The Commentator (an underappreciated online presence) has an excellent (and restrained) article by Hadar Sela entitled ‘Another glimpse into delusional British attitudes to Israel‘ from which I quote the following:
Recently, The Commentator offered some insight into attitudes towards Israel within the British Foreign and Commonwealth Office. Further illumination was available this week when Matthew Gould, the British Ambassador to Israel, spoke at a sub-committee meeting in the Knesset in Jerusalem.
There is much in the Ambassador’s speech (which, obviously, reflects the attitudes of those he represents rather than his own opinions) to raise quizzical eyebrows, but insufficient space here to address all the points.

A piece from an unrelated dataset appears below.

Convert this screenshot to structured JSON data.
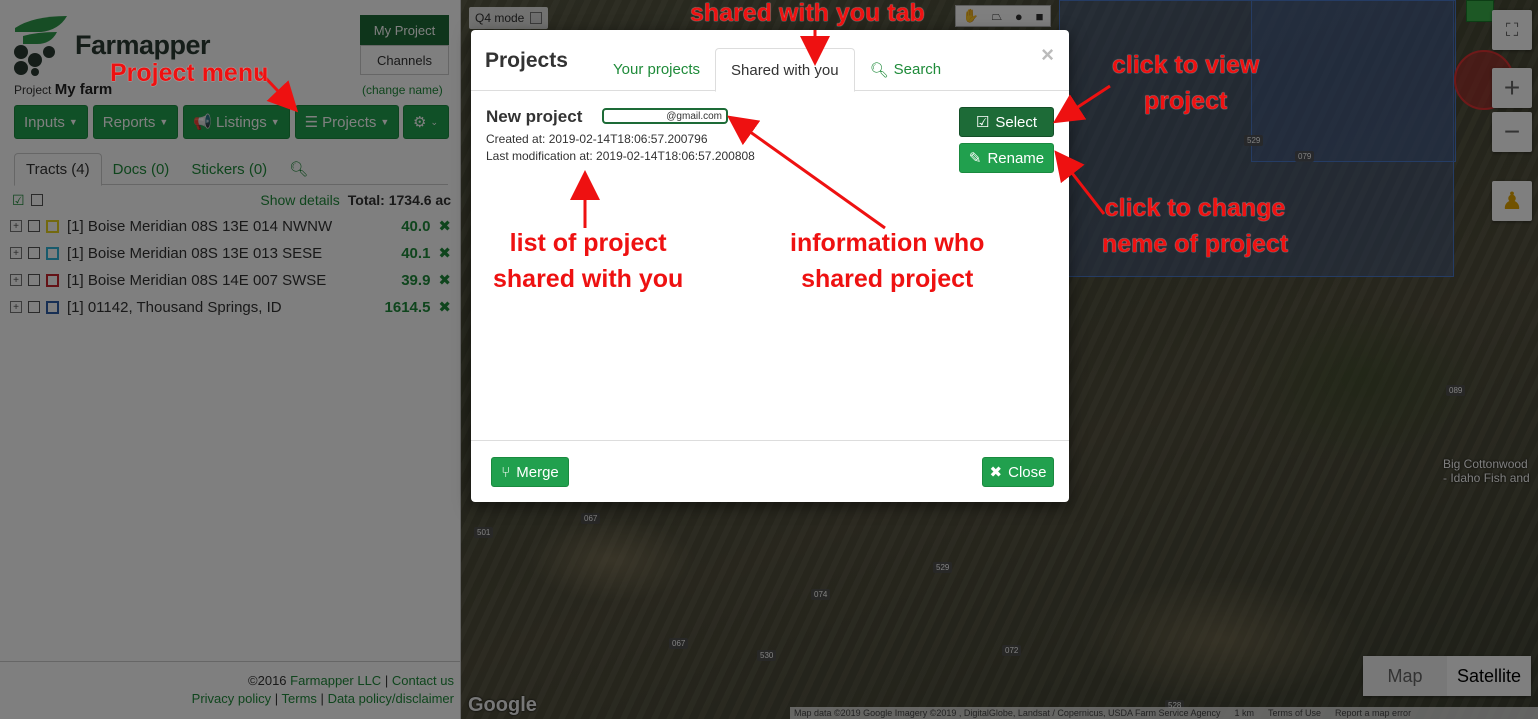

And some detail:
No less worrying was the following claim made by the Ambassador in the Knesset meeting:
“These people [anti-Israel activists in the UK] are a small minority. Their efforts do need to be addressed, but they also need to be set in context. The wider economic impact of what they do has been miniscule. Their impact is through the noise they make. And that noise has been magnified many times over all the attention they have been given by Israel’s friends.
That attention risks making them mainstream. I fear that for many friends of Israel, this destructive agenda by Israel’s enemies – and their desire to counter it – will come to define their connection with Israel. And perhaps, that is the most profound victory that the delegitimisers could achieve.”
In other words, this (apparently FCO-endorsed) approach cynically apportions the blame for the growth of the anti-Israel movements in the UK, and their infiltration into the mainstream, exclusively to supporters of Israel.
It implies that a better strategy would be to ignore the constant stream of lies, distortions and often downright anti-Semitic calumnies — whilst failing to acknowledge what kind of effect such unchecked intense and well-funded propaganda has on both mainstream opinion and decision-makers in the UK.
Chillingly, it also appears to promote the outdated concept of quiet, passive Jews keeping their heads down in the hope that the latest storm-cloud will pass. Fortunately, those days are long gone.
The article goes on to make the valid observation that ‘keep quiet, it will all go away’ was the British advice to Jewish communities under attack from Arab terrorism during the British Mandate. Some things never change? Food for thought.
Read the whole piece here; it is worth it.